Input data →
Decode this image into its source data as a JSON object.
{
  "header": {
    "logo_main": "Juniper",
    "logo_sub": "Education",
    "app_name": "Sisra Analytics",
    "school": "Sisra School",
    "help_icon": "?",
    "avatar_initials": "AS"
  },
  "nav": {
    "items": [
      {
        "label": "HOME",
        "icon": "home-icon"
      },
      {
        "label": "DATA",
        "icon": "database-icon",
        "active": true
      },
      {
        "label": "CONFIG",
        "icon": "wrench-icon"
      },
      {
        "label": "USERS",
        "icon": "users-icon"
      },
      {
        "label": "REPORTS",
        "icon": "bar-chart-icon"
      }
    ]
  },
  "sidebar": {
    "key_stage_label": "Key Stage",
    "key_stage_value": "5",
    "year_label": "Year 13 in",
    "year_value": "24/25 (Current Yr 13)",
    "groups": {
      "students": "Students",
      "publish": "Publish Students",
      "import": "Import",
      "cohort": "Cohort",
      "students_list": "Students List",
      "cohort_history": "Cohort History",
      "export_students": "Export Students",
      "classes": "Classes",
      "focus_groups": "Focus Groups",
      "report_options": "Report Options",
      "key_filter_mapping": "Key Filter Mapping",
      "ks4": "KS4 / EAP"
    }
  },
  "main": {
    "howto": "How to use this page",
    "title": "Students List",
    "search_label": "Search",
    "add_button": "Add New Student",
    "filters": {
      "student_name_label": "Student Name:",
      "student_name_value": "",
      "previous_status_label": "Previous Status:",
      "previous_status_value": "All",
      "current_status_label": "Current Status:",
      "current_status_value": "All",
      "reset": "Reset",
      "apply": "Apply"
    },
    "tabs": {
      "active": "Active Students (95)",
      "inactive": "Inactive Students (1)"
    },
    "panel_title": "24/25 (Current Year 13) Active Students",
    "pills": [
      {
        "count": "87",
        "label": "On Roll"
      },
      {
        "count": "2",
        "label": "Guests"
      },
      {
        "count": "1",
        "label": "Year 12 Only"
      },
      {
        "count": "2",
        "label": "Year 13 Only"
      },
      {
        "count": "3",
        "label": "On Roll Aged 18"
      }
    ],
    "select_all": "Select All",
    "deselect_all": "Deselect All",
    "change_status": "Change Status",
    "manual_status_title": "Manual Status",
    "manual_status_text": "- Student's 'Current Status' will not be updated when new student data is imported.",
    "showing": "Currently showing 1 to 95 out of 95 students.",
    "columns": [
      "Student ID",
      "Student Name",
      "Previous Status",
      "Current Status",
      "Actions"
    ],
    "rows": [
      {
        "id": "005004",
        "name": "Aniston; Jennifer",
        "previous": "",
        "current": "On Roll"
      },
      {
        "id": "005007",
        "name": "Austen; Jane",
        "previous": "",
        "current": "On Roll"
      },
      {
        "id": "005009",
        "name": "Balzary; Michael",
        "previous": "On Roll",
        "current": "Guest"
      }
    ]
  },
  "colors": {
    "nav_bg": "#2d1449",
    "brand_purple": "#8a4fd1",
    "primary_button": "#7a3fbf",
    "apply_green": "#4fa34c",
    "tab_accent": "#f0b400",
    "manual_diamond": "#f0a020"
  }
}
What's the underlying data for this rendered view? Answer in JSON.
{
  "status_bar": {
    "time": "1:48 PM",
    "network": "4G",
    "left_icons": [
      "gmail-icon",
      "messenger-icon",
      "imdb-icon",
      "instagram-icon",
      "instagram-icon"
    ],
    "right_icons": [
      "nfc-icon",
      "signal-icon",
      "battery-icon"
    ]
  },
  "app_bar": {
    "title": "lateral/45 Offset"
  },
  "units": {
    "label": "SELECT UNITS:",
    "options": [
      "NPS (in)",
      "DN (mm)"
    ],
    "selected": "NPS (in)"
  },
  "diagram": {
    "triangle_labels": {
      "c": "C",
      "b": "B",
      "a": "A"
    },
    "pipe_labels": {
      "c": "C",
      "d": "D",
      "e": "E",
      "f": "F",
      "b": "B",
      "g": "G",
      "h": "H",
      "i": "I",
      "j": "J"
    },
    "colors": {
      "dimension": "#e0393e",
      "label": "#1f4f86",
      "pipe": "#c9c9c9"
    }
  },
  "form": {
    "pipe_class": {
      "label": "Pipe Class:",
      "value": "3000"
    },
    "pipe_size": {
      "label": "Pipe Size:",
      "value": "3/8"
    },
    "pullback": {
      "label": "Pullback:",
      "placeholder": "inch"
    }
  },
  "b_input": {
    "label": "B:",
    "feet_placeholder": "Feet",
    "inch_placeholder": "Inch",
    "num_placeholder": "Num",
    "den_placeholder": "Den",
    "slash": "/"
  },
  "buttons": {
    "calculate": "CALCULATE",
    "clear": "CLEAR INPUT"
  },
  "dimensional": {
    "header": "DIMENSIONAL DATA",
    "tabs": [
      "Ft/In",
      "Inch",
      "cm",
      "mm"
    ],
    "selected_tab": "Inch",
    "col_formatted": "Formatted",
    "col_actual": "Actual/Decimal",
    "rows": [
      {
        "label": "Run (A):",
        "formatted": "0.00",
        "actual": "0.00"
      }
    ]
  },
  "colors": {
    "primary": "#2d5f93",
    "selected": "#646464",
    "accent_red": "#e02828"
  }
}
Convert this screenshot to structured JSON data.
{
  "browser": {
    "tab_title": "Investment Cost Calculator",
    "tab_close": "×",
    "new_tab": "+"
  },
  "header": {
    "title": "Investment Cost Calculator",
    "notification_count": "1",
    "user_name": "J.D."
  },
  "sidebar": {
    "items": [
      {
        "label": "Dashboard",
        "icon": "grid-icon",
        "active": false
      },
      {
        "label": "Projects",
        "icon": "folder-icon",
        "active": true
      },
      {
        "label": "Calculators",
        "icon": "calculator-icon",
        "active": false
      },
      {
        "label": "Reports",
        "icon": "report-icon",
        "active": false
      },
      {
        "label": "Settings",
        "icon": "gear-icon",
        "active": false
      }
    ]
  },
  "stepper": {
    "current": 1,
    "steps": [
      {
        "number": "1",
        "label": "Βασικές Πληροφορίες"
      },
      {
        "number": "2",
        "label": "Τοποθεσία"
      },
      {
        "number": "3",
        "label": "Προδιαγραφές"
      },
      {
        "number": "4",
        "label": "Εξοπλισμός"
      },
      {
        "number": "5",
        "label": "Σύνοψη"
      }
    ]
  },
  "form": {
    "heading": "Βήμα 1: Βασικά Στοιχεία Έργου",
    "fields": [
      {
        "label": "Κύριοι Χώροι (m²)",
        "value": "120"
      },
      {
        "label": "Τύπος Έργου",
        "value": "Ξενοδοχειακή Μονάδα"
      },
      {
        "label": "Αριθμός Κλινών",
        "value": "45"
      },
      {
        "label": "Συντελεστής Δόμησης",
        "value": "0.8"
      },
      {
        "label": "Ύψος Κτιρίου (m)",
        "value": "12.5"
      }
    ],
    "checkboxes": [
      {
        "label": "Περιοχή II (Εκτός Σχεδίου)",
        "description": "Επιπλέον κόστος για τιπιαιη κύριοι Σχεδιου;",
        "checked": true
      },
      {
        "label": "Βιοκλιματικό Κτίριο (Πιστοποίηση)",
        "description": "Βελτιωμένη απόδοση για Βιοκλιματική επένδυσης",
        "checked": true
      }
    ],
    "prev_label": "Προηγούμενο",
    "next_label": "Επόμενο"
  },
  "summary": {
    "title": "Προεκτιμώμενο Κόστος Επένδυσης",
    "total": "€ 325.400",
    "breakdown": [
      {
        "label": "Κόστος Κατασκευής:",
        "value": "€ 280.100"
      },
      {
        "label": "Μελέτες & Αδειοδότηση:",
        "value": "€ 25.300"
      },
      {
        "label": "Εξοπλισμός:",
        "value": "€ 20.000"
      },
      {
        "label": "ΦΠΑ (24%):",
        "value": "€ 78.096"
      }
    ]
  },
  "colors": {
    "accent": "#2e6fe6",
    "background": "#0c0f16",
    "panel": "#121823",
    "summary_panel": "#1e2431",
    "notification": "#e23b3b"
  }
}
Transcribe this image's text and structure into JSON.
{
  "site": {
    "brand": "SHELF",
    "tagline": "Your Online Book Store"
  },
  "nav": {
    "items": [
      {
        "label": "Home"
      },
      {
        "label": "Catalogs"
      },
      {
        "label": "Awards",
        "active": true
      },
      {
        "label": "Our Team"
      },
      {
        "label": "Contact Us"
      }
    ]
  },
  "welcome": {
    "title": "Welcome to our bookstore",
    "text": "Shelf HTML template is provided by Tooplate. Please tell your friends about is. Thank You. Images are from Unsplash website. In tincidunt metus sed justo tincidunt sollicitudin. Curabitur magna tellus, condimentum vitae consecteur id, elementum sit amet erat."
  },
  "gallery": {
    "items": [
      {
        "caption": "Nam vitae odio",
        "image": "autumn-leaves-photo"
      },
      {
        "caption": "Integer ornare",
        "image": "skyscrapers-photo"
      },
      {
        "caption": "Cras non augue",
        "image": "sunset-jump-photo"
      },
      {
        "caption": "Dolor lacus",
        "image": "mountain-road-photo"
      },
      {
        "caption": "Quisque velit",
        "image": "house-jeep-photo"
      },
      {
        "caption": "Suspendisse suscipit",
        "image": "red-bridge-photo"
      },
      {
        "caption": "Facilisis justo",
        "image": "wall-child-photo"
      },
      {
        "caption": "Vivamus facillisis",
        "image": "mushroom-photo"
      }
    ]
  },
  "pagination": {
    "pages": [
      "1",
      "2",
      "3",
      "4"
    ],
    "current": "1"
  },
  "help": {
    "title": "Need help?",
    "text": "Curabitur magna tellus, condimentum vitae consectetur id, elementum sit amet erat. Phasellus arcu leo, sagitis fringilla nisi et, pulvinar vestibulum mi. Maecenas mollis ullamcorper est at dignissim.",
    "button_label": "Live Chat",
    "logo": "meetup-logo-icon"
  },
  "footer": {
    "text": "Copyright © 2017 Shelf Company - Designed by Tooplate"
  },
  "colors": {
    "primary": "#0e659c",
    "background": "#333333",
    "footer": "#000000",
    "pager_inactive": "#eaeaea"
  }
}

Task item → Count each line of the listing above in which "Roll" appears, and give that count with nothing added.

Solution for this task → 5